• **Problem description**: Would you show every line from the records that holds "dantectf"?

##### Data for review #####

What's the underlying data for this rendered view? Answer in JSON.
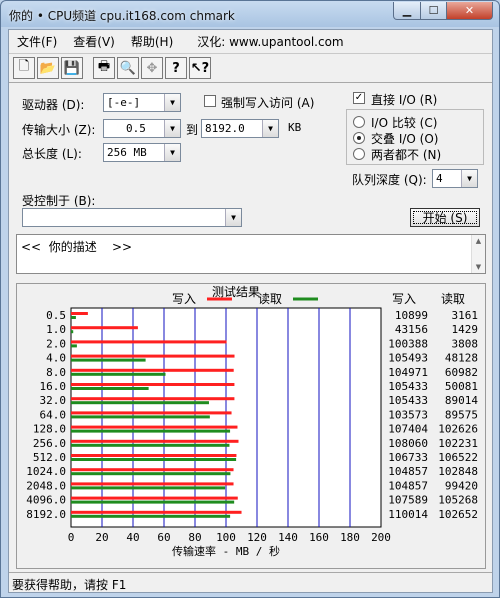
{
  "window": {
    "title": "你的 • CPU频道 cpu.it168.com chmark",
    "min_icon": "minimize-icon",
    "max_icon": "maximize-icon",
    "close_icon": "close-icon"
  },
  "menu": {
    "items": [
      "文件(F)",
      "查看(V)",
      "帮助(H)"
    ],
    "localize": "汉化: www.upantool.com"
  },
  "toolbar": [
    "new-file-icon",
    "open-folder-icon",
    "save-disk-icon",
    "print-icon",
    "print-preview-icon",
    "move-crosshair-icon",
    "help-question-icon",
    "context-help-icon"
  ],
  "form": {
    "drive_label": "驱动器 (D):",
    "drive_value": "[-e-]",
    "force_write_label": "强制写入访问 (A)",
    "direct_io_label": "直接 I/O (R)",
    "direct_io_checked": "✓",
    "transfer_label": "传输大小 (Z):",
    "transfer_from": "0.5",
    "to_label": "到",
    "transfer_to": "8192.0",
    "transfer_unit": "KB",
    "io_compare_label": "I/O 比较 (C)",
    "overlap_io_label": "交叠 I/O (O)",
    "neither_label": "两者都不 (N)",
    "total_length_label": "总长度 (L):",
    "total_length_value": "256 MB",
    "queue_depth_label": "队列深度 (Q):",
    "queue_depth_value": "4",
    "controlled_by_label": "受控制于 (B):",
    "controlled_by_value": "",
    "start_button": "开始 (S)",
    "description": "<<  你的描述    >>"
  },
  "results": {
    "title": "测试结果",
    "legend_write": "写入",
    "legend_read": "读取",
    "col_write": "写入",
    "col_read": "读取",
    "write_color": "#ff2020",
    "read_color": "#1f8c1f",
    "grid_color": "#1010c0",
    "x_axis_label": "传输速率 - MB / 秒"
  },
  "chart_data": {
    "type": "bar",
    "orientation": "horizontal",
    "categories": [
      "0.5",
      "1.0",
      "2.0",
      "4.0",
      "8.0",
      "16.0",
      "32.0",
      "64.0",
      "128.0",
      "256.0",
      "512.0",
      "1024.0",
      "2048.0",
      "4096.0",
      "8192.0"
    ],
    "series": [
      {
        "name": "写入",
        "values": [
          10899,
          43156,
          100388,
          105493,
          104971,
          105433,
          105433,
          103573,
          107404,
          108060,
          106733,
          104857,
          104857,
          107589,
          110014
        ]
      },
      {
        "name": "读取",
        "values": [
          3161,
          1429,
          3808,
          48128,
          60982,
          50081,
          89014,
          89575,
          102626,
          102231,
          106522,
          102848,
          99420,
          105268,
          102652
        ]
      }
    ],
    "xlim": [
      0,
      200
    ],
    "xticks": [
      0,
      20,
      40,
      60,
      80,
      100,
      120,
      140,
      160,
      180,
      200
    ],
    "xlabel": "传输速率 - MB / 秒",
    "value_unit_scale": 1000,
    "grid": true,
    "legend": "top-center"
  },
  "status": {
    "text": "要获得帮助，请按 F1"
  }
}
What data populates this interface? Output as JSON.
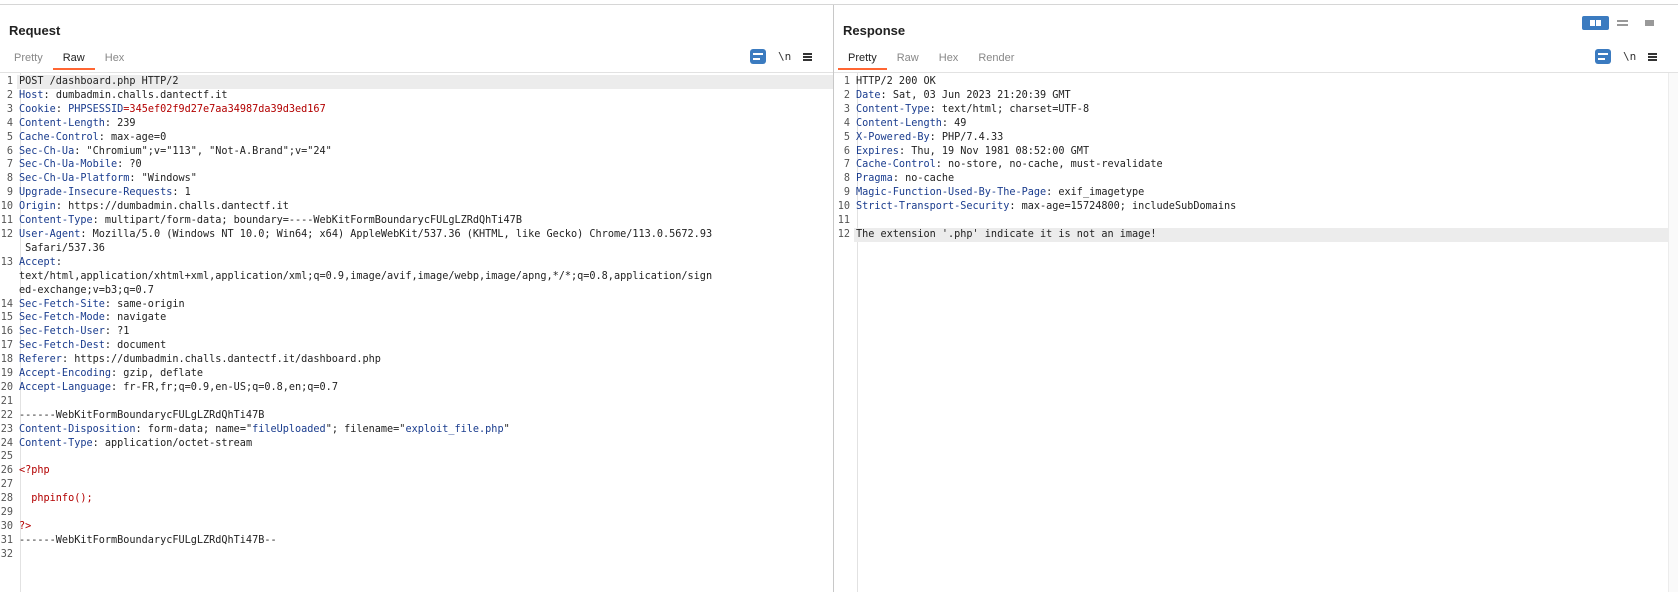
{
  "request": {
    "title": "Request",
    "tabs": [
      "Pretty",
      "Raw",
      "Hex"
    ],
    "active_tab": "Raw",
    "newline_label": "\\n",
    "lines": [
      [
        {
          "t": "POST /dashboard.php HTTP/2",
          "c": ""
        }
      ],
      [
        {
          "t": "Host",
          "c": "k"
        },
        {
          "t": ": dumbadmin.challs.dantectf.it",
          "c": ""
        }
      ],
      [
        {
          "t": "Cookie",
          "c": "k"
        },
        {
          "t": ": ",
          "c": ""
        },
        {
          "t": "PHPSESSID",
          "c": "b"
        },
        {
          "t": "=345ef02f9d27e7aa34987da39d3ed167",
          "c": "r"
        }
      ],
      [
        {
          "t": "Content-Length",
          "c": "k"
        },
        {
          "t": ": 239",
          "c": ""
        }
      ],
      [
        {
          "t": "Cache-Control",
          "c": "k"
        },
        {
          "t": ": max-age=0",
          "c": ""
        }
      ],
      [
        {
          "t": "Sec-Ch-Ua",
          "c": "k"
        },
        {
          "t": ": \"Chromium\";v=\"113\", \"Not-A.Brand\";v=\"24\"",
          "c": ""
        }
      ],
      [
        {
          "t": "Sec-Ch-Ua-Mobile",
          "c": "k"
        },
        {
          "t": ": ?0",
          "c": ""
        }
      ],
      [
        {
          "t": "Sec-Ch-Ua-Platform",
          "c": "k"
        },
        {
          "t": ": \"Windows\"",
          "c": ""
        }
      ],
      [
        {
          "t": "Upgrade-Insecure-Requests",
          "c": "k"
        },
        {
          "t": ": 1",
          "c": ""
        }
      ],
      [
        {
          "t": "Origin",
          "c": "k"
        },
        {
          "t": ": https://dumbadmin.challs.dantectf.it",
          "c": ""
        }
      ],
      [
        {
          "t": "Content-Type",
          "c": "k"
        },
        {
          "t": ": multipart/form-data; boundary=----WebKitFormBoundarycFULgLZRdQhTi47B",
          "c": ""
        }
      ],
      [
        {
          "t": "User-Agent",
          "c": "k"
        },
        {
          "t": ": Mozilla/5.0 (Windows NT 10.0; Win64; x64) AppleWebKit/537.36 (KHTML, like Gecko) Chrome/113.0.5672.93",
          "c": ""
        }
      ],
      [
        {
          "t": " Safari/537.36",
          "c": "",
          "cont": true
        }
      ],
      [
        {
          "t": "Accept",
          "c": "k"
        },
        {
          "t": ":",
          "c": ""
        }
      ],
      [
        {
          "t": "text/html,application/xhtml+xml,application/xml;q=0.9,image/avif,image/webp,image/apng,*/*;q=0.8,application/sign",
          "c": "",
          "cont": true
        }
      ],
      [
        {
          "t": "ed-exchange;v=b3;q=0.7",
          "c": "",
          "cont": true
        }
      ],
      [
        {
          "t": "Sec-Fetch-Site",
          "c": "k"
        },
        {
          "t": ": same-origin",
          "c": ""
        }
      ],
      [
        {
          "t": "Sec-Fetch-Mode",
          "c": "k"
        },
        {
          "t": ": navigate",
          "c": ""
        }
      ],
      [
        {
          "t": "Sec-Fetch-User",
          "c": "k"
        },
        {
          "t": ": ?1",
          "c": ""
        }
      ],
      [
        {
          "t": "Sec-Fetch-Dest",
          "c": "k"
        },
        {
          "t": ": document",
          "c": ""
        }
      ],
      [
        {
          "t": "Referer",
          "c": "k"
        },
        {
          "t": ": https://dumbadmin.challs.dantectf.it/dashboard.php",
          "c": ""
        }
      ],
      [
        {
          "t": "Accept-Encoding",
          "c": "k"
        },
        {
          "t": ": gzip, deflate",
          "c": ""
        }
      ],
      [
        {
          "t": "Accept-Language",
          "c": "k"
        },
        {
          "t": ": fr-FR,fr;q=0.9,en-US;q=0.8,en;q=0.7",
          "c": ""
        }
      ],
      [
        {
          "t": "",
          "c": ""
        }
      ],
      [
        {
          "t": "------WebKitFormBoundarycFULgLZRdQhTi47B",
          "c": ""
        }
      ],
      [
        {
          "t": "Content-Disposition",
          "c": "k"
        },
        {
          "t": ": form-data; name=\"",
          "c": ""
        },
        {
          "t": "fileUploaded",
          "c": "b"
        },
        {
          "t": "\"; filename=\"",
          "c": ""
        },
        {
          "t": "exploit_file.php",
          "c": "b"
        },
        {
          "t": "\"",
          "c": ""
        }
      ],
      [
        {
          "t": "Content-Type",
          "c": "k"
        },
        {
          "t": ": application/octet-stream",
          "c": ""
        }
      ],
      [
        {
          "t": "",
          "c": ""
        }
      ],
      [
        {
          "t": "<?php",
          "c": "r"
        }
      ],
      [
        {
          "t": "",
          "c": ""
        }
      ],
      [
        {
          "t": "  phpinfo();",
          "c": "r"
        }
      ],
      [
        {
          "t": "",
          "c": ""
        }
      ],
      [
        {
          "t": "?>",
          "c": "r"
        }
      ],
      [
        {
          "t": "------WebKitFormBoundarycFULgLZRdQhTi47B--",
          "c": ""
        }
      ],
      [
        {
          "t": "",
          "c": ""
        }
      ]
    ],
    "line_numbers": [
      "1",
      "2",
      "3",
      "4",
      "5",
      "6",
      "7",
      "8",
      "9",
      "10",
      "11",
      "12",
      "",
      "13",
      "",
      "",
      "14",
      "15",
      "16",
      "17",
      "18",
      "19",
      "20",
      "21",
      "22",
      "23",
      "24",
      "25",
      "26",
      "27",
      "28",
      "29",
      "30",
      "31",
      "32"
    ]
  },
  "response": {
    "title": "Response",
    "tabs": [
      "Pretty",
      "Raw",
      "Hex",
      "Render"
    ],
    "active_tab": "Pretty",
    "newline_label": "\\n",
    "lines": [
      [
        {
          "t": "HTTP/2 200 OK",
          "c": ""
        }
      ],
      [
        {
          "t": "Date",
          "c": "k"
        },
        {
          "t": ": Sat, 03 Jun 2023 21:20:39 GMT",
          "c": ""
        }
      ],
      [
        {
          "t": "Content-Type",
          "c": "k"
        },
        {
          "t": ": text/html; charset=UTF-8",
          "c": ""
        }
      ],
      [
        {
          "t": "Content-Length",
          "c": "k"
        },
        {
          "t": ": 49",
          "c": ""
        }
      ],
      [
        {
          "t": "X-Powered-By",
          "c": "k"
        },
        {
          "t": ": PHP/7.4.33",
          "c": ""
        }
      ],
      [
        {
          "t": "Expires",
          "c": "k"
        },
        {
          "t": ": Thu, 19 Nov 1981 08:52:00 GMT",
          "c": ""
        }
      ],
      [
        {
          "t": "Cache-Control",
          "c": "k"
        },
        {
          "t": ": no-store, no-cache, must-revalidate",
          "c": ""
        }
      ],
      [
        {
          "t": "Pragma",
          "c": "k"
        },
        {
          "t": ": no-cache",
          "c": ""
        }
      ],
      [
        {
          "t": "Magic-Function-Used-By-The-Page",
          "c": "k"
        },
        {
          "t": ": exif_imagetype",
          "c": ""
        }
      ],
      [
        {
          "t": "Strict-Transport-Security",
          "c": "k"
        },
        {
          "t": ": max-age=15724800; includeSubDomains",
          "c": ""
        }
      ],
      [
        {
          "t": "",
          "c": ""
        }
      ],
      [
        {
          "t": "The extension '.php' indicate it is not an image!",
          "c": ""
        }
      ]
    ],
    "line_numbers": [
      "1",
      "2",
      "3",
      "4",
      "5",
      "6",
      "7",
      "8",
      "9",
      "10",
      "11",
      "12"
    ]
  },
  "layout_modes": [
    "side-by-side",
    "top-bottom",
    "single"
  ],
  "active_layout": "side-by-side",
  "colors": {
    "accent": "#ff6633",
    "button": "#3b7bc0",
    "header_name": "#1a3c8e",
    "string_red": "#b30000"
  }
}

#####

• **Solution to this exercise**:
          "t": ": dumbadmin.challs.dantectf.it",
          "t": ": https://dumbadmin.challs.dantectf.it",
          "t": ": https://dumbadmin.challs.dantectf.it/dashboard.php",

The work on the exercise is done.